Now you look at their signs, whether they can accept each other. If you see the tail is wagging, that means they feel good to each other. And if the adult dog yawns, that can be interpreted as ‘I am not a threat’.
There is another signal you can say is a good sign. Licking the face of other dog and rolling on the back means submission. The puppy usually shows this behavior, which means that he is just a baby and to cut him some slack.
Don’t take too long time for this introduction session. You should also be calm as your dog can feel your emotion and it will be reflected from his behavior.
After you have passed the introduction successfully, take them to your home yard and introduce them again. Off leash, if your yard is fenced. Separate them every few minutes, to prevent them for over excitement. Introduce your new pup to only one resident dog at a time, not to the whole pack.
3. Initial stage of being housemates
Now it’s the show time. Arrange your resident dog outside of the house when you bring in your new pup into your house. Let the older dog to play outside in your yard while you take in the new pup. So when the older dog come into the house, he will already find the new puppy inside the house.
During the initial time to be housemates, you should always monitor both of your dogs to ensure their safety and comforts. Keep the routines you set for your older dog, don’t change it. While you also need to schedule a routine for the puppy as well.
During this early stage, observe your dog’s body language. You will learn how they are interacting to each other. For the young puppy, he may not understand yet the body language of the adult dog.
Walking in parallel is another alternative to create a closer bond for both dogs. Walk them parallel to each other with different person handling the leash. Keep the leash loose and give them some space to roam as the leash allow them to move. This can reduce the tension between them. Walk them together to five to 10 minutes before you allow them to meet face to face.
Another important links to know for you, dog owners How To Keep Your Puppies Safe Playing Outside Home. Find as much information as possible so you become more knowledgeable about your pet.
You can try to have training games to both dogs near to each other. Rather than letting them loose in the yard and watching them interact toward each other, it would be good if you turn that opportunity into a series of training involving both of them.
Train to commands like sit, stay, high five, turn in a circle, etc. Run some command to your older dog and reward him some treats to distract him from the new dog. Ask another person to handle your new puppy and to give him basic training. Both of them will be busy and occupied with the train and the games.
So this is a little bit tips and trick on how to teach your older dog to accept a new puppy. Hopefully you who intends to have a new puppy will be helpful with this information.
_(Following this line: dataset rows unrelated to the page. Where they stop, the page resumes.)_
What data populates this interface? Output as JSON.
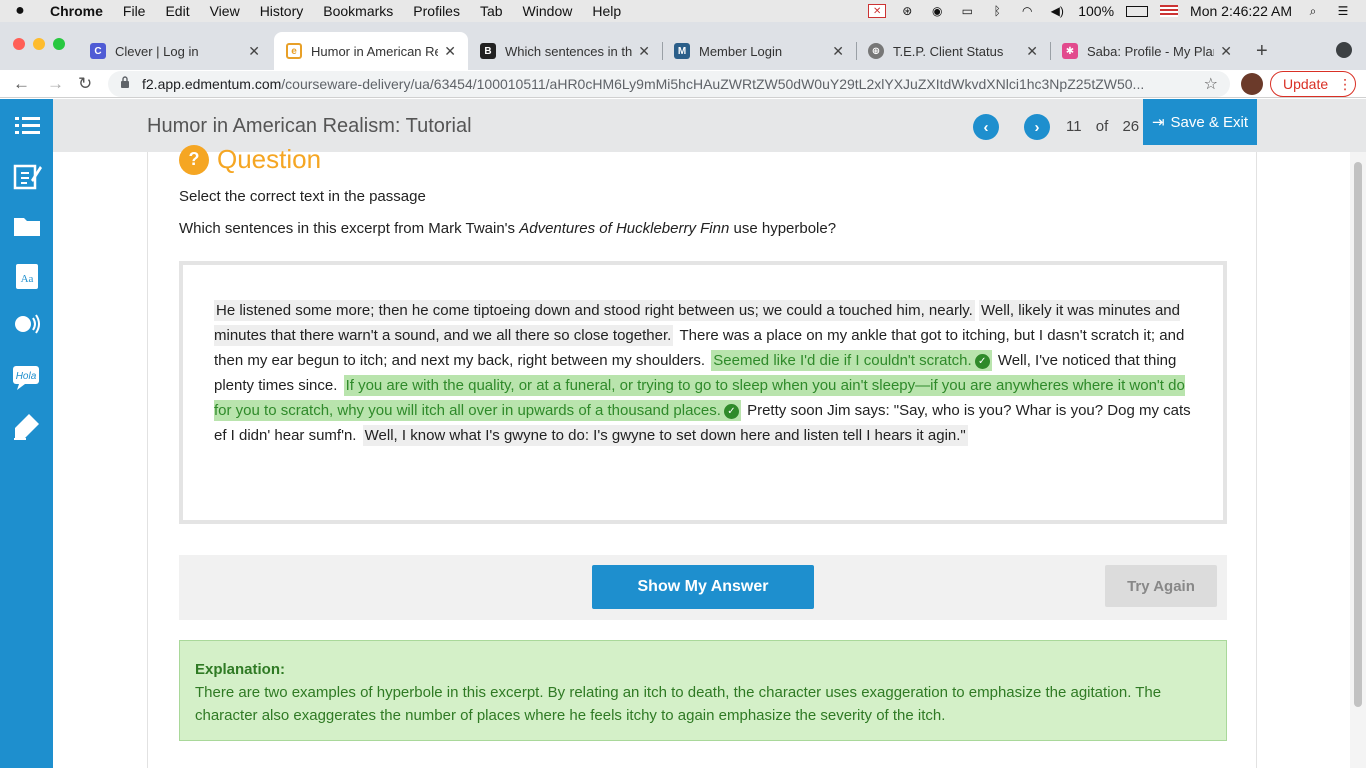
{
  "menubar": {
    "app_name": "Chrome",
    "items": [
      "File",
      "Edit",
      "View",
      "History",
      "Bookmarks",
      "Profiles",
      "Tab",
      "Window",
      "Help"
    ],
    "battery": "100%",
    "clock": "Mon 2:46:22 AM"
  },
  "tabs": [
    {
      "title": "Clever | Log in",
      "favicon": "clever-icon",
      "color": "#4f5bd5",
      "letter": "C"
    },
    {
      "title": "Humor in American Re",
      "favicon": "edmentum-icon",
      "color": "#e8a028",
      "letter": "e"
    },
    {
      "title": "Which sentences in thi",
      "favicon": "brainly-icon",
      "color": "#222222",
      "letter": "B"
    },
    {
      "title": "Member Login",
      "favicon": "member-icon",
      "color": "#2b5f8a",
      "letter": "M"
    },
    {
      "title": "T.E.P. Client Status",
      "favicon": "globe-icon",
      "color": "#777777",
      "letter": "⊕"
    },
    {
      "title": "Saba: Profile - My Plan",
      "favicon": "saba-icon",
      "color": "#e24a8d",
      "letter": "✱"
    }
  ],
  "address": {
    "domain": "f2.app.edmentum.com",
    "path": "/courseware-delivery/ua/63454/100010511/aHR0cHM6Ly9mMi5hcHAuZWRtZW50dW0uY29tL2xlYXJuZXItdWkvdXNlci1hc3NpZ25tZW50..."
  },
  "update_label": "Update",
  "header": {
    "title": "Humor in American Realism: Tutorial",
    "page_current": "11",
    "page_of": "of",
    "page_total": "26",
    "save_exit": "Save & Exit"
  },
  "question": {
    "heading": "Question",
    "instruction": "Select the correct text in the passage",
    "prompt_pre": "Which sentences in this excerpt from Mark Twain's ",
    "prompt_title": "Adventures of Huckleberry Finn",
    "prompt_post": " use hyperbole?",
    "sentences": [
      "He listened some more; then he come tiptoeing down and stood right between us; we could a touched him, nearly.",
      "Well, likely it was minutes and minutes that there warn't a sound, and we all there so close together.",
      "There was a place on my ankle that got to itching, but I dasn't scratch it; and then my ear begun to itch; and next my back, right between my shoulders.",
      "Seemed like I'd die if I couldn't scratch.",
      "Well, I've noticed that thing plenty times since.",
      "If you are with the quality, or at a funeral, or trying to go to sleep when you ain't sleepy—if you are anywheres where it won't do for you to scratch, why you will itch all over in upwards of a thousand places.",
      "Pretty soon Jim says: \"Say, who is you? Whar is you? Dog my cats ef I didn' hear sumf'n.",
      "Well, I know what I's gwyne to do: I's gwyne to set down here and listen tell I hears it agin.\""
    ]
  },
  "buttons": {
    "show_answer": "Show My Answer",
    "try_again": "Try Again"
  },
  "explanation": {
    "label": "Explanation:",
    "text": "There are two examples of hyperbole in this excerpt. By relating an itch to death, the character uses exaggeration to emphasize the agitation. The character also exaggerates the number of places where he feels itchy to again emphasize the severity of the itch."
  },
  "colors": {
    "brand_blue": "#1e8fce",
    "question_orange": "#f5a623",
    "correct_green": "#2f8a2a",
    "correct_bg": "#b9e4ad"
  }
}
Let me take you to peek into How to make your dog stay in the yard as this is one of the training that you must know. And if you like to have a rabbit as your other pet, let’s see in 7 Tips of How To Pet A Rabbit in Your House.